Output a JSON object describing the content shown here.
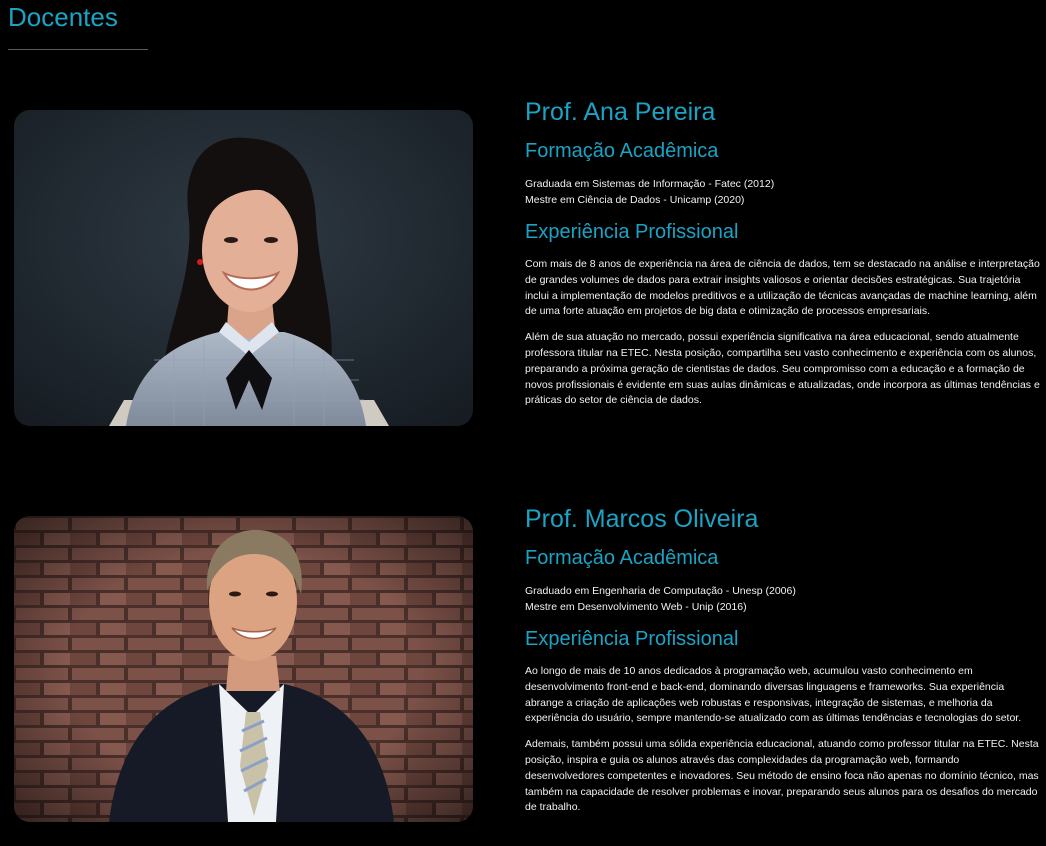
{
  "section": {
    "title": "Docentes"
  },
  "colors": {
    "accent": "#1aa3c4",
    "background": "#000000",
    "text": "#f2f2f2"
  },
  "docentes": [
    {
      "name": "Prof. Ana Pereira",
      "formacao_title": "Formação Acadêmica",
      "formacao": [
        "Graduada em Sistemas de Informação - Fatec (2012)",
        "Mestre em Ciência de Dados - Unicamp (2020)"
      ],
      "experiencia_title": "Experiência Profissional",
      "experiencia": [
        "Com mais de 8 anos de experiência na área de ciência de dados, tem se destacado na análise e interpretação de grandes volumes de dados para extrair insights valiosos e orientar decisões estratégicas. Sua trajetória inclui a implementação de modelos preditivos e a utilização de técnicas avançadas de machine learning, além de uma forte atuação em projetos de big data e otimização de processos empresariais.",
        "Além de sua atuação no mercado, possui experiência significativa na área educacional, sendo atualmente professora titular na ETEC. Nesta posição, compartilha seu vasto conhecimento e experiência com os alunos, preparando a próxima geração de cientistas de dados. Seu compromisso com a educação e a formação de novos profissionais é evidente em suas aulas dinâmicas e atualizadas, onde incorpora as últimas tendências e práticas do setor de ciência de dados."
      ]
    },
    {
      "name": "Prof. Marcos Oliveira",
      "formacao_title": "Formação Acadêmica",
      "formacao": [
        "Graduado em Engenharia de Computação - Unesp (2006)",
        "Mestre em Desenvolvimento Web - Unip (2016)"
      ],
      "experiencia_title": "Experiência Profissional",
      "experiencia": [
        "Ao longo de mais de 10 anos dedicados à programação web, acumulou vasto conhecimento em desenvolvimento front-end e back-end, dominando diversas linguagens e frameworks. Sua experiência abrange a criação de aplicações web robustas e responsivas, integração de sistemas, e melhoria da experiência do usuário, sempre mantendo-se atualizado com as últimas tendências e tecnologias do setor.",
        "Ademais, também possui uma sólida experiência educacional, atuando como professor titular na ETEC. Nesta posição, inspira e guia os alunos através das complexidades da programação web, formando desenvolvedores competentes e inovadores. Seu método de ensino foca não apenas no domínio técnico, mas também na capacidade de resolver problemas e inovar, preparando seus alunos para os desafios do mercado de trabalho."
      ]
    }
  ]
}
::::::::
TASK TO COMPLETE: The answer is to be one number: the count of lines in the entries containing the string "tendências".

RESPONSE TO THIS TASK: 2